In Rosebud, the court explained what Smith needed to establish to succeed on his claim: The conduct he experienced was more than unwanted sexual touching or taunting — he had to show that he was harassed based on his sex. Thus, the Seventh Circuit stressed an important boundary line: “Title VII is an anti-discrimination statute, not an anti-harassment statute.”
The court distinguished between “sexual horseplay” and sex discrimination. In Shafer v. Kal Kan Foods, Inc., 417 F.3d 663 (7th Cir. 2005), the plaintiff’s male coworker physically assaulted him on four separate occasions. He shoved Shafer’s face into his clothed crotch and forcibly simulated oral sex; he placed Shafer’s hand on his crotch and made it seem as if Shafer was masturbating him; he seized a handful of Shafer’s chest hair in the locker room; and he bit Shafer’s neck. Even in a case with such egregious unwanted sexual contact, the court maintained that workplace harassment is not automatically considered sex discrimination simply because the words and actions have sexual overtones. Surprisingly, the judges ruled that sexually explicit roughhousing among men is not conduct to which a reasonable person would find severely hostile or abusive.
In this recent Seventh Circuit decision involving Rosebud, Smith prevailed on his sex discrimination claim by offering direct comparative evidence that only men experienced the kind of treatment that he did. In Shafer, the evidence suggested that the offending coworker harassed members of both sexes. In contrast, since only men were harassed in Rosebud’s mixed-sex workplace, a reasonable jury could conclude that Smith’s coworkers would not have harassed him if he had been female.
In pleading cases following Rosebud, it begs the question as to whether when representing women one needs to establish that the offender did not also inappropriately touch or harass similarly situated males in order to establish sex discrimination. Certainly the court made clear that when representing males, one must introduce evidence that the offender did not also sexually harass female employees. To avoid a double standard, it appears that, whether representing a male or a female in a sex discrimination matter, one should plead that the offender did not also harass a person of the opposite gender.
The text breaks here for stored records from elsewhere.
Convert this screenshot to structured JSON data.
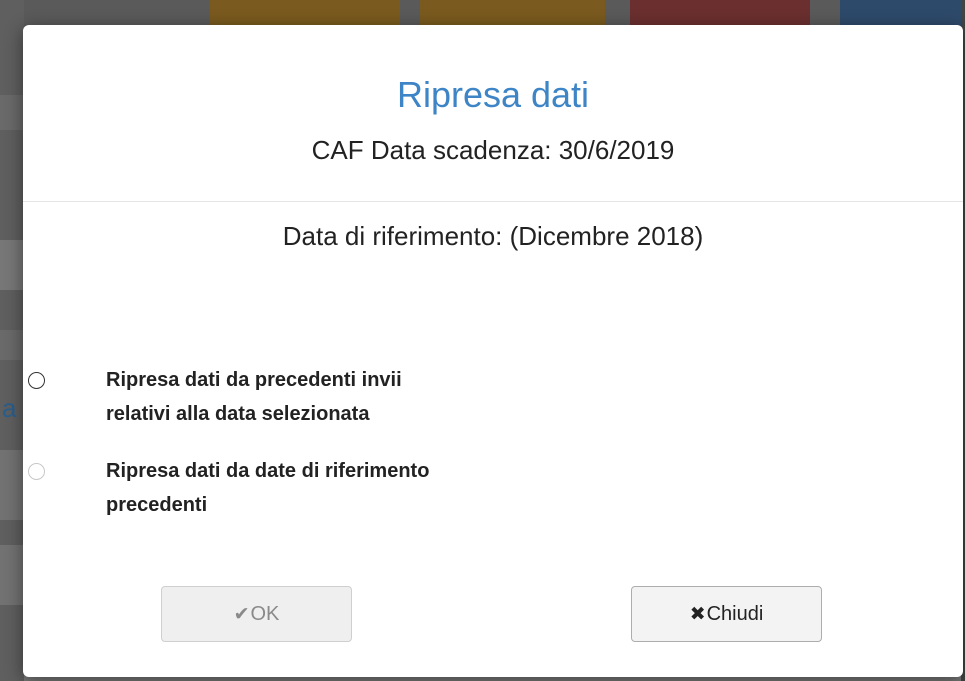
{
  "modal": {
    "title": "Ripresa dati",
    "subtitle": "CAF Data scadenza: 30/6/2019",
    "reference_date": "Data di riferimento: (Dicembre 2018)",
    "options": [
      {
        "line1": "Ripresa dati da precedenti invii",
        "line2": "relativi alla data selezionata",
        "enabled": true,
        "selected": false
      },
      {
        "line1": "Ripresa dati da date di riferimento",
        "line2": "precedenti",
        "enabled": false,
        "selected": false
      }
    ],
    "buttons": {
      "ok": {
        "icon": "check-icon",
        "label": "OK",
        "enabled": false
      },
      "close": {
        "icon": "close-icon",
        "label": "Chiudi",
        "enabled": true
      }
    }
  },
  "background": {
    "partial_letter": "a"
  },
  "colors": {
    "title": "#3d85c6",
    "overlay": "#7a7a7a"
  }
}
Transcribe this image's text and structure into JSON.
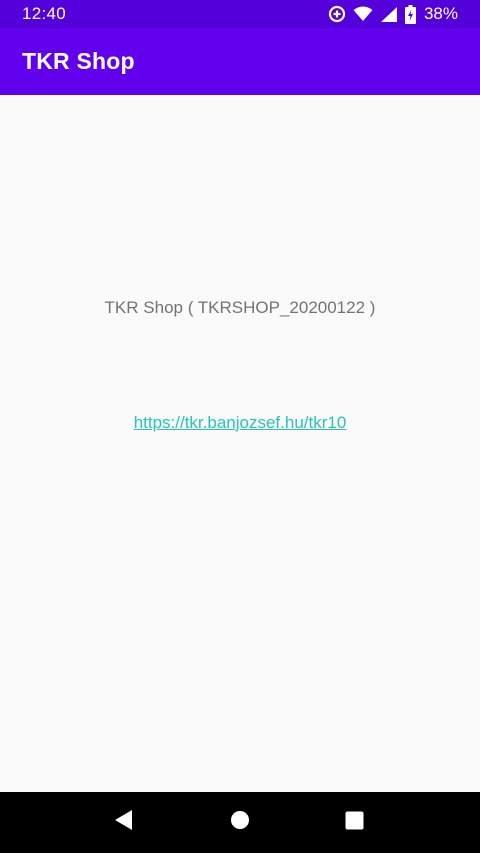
{
  "status_bar": {
    "time": "12:40",
    "battery_percent": "38%",
    "icons": [
      "data-saver-icon",
      "wifi-icon",
      "cell-signal-icon",
      "battery-charging-icon"
    ]
  },
  "app_bar": {
    "title": "TKR Shop"
  },
  "main": {
    "version_text": "TKR Shop ( TKRSHOP_20200122 )",
    "link_text": "https://tkr.banjozsef.hu/tkr10"
  },
  "nav_bar": {
    "icons": [
      "back-icon",
      "home-icon",
      "recents-icon"
    ]
  },
  "colors": {
    "status_bar": "#5300db",
    "app_bar": "#6200ee",
    "background": "#fafafa",
    "text_gray": "#737373",
    "link": "#26c6b5"
  }
}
But shouldn’t everyone have the right to work in a harassment free environment? Would anyone want to work at a job where they are repeatedly groped and taunted? Do we really expect men to suffer through same-sex harassment because it can be disguised as simple teasing and roughhousing? I thought Federal law protected all employees from unwelcome sexually tinged language and touching. I thought we abandoned the “boys will be boys” mentality, particularly in our current climate. The #MeToo social media movement put a national focus on sexual harassment and gender discrimination in a variety of industries, calling for change in how we think about respect, equality, and dignity in the workplace. Even the state of Illinois is moving forward. Governor Bruce Rauner recently signed legislation requiring sex education courses in public schools to include more education on sexual harassment in the workplace and on college campuses. It’s clear the times are changing. But can the court keep up?
Helen Bloch founded the Law Offices of Helen Bloch, P.C. in 2007. As a general practice, her firm helps companies, Fortune 500 executives, and others in a variety of matters, with a special emphasis on the employment and business arena, workers’ compensation, and defense of City of Chicago municipal code violations. Commonly, Helen assists a client negotiate a severance package with a former employer and afterward helps that client open a business, where she then becomes the business’ attorney. Helen is an officer of the Decalogue Society of Lawyers, and serves on the Alliance of Bar Associations for Judicial Screening.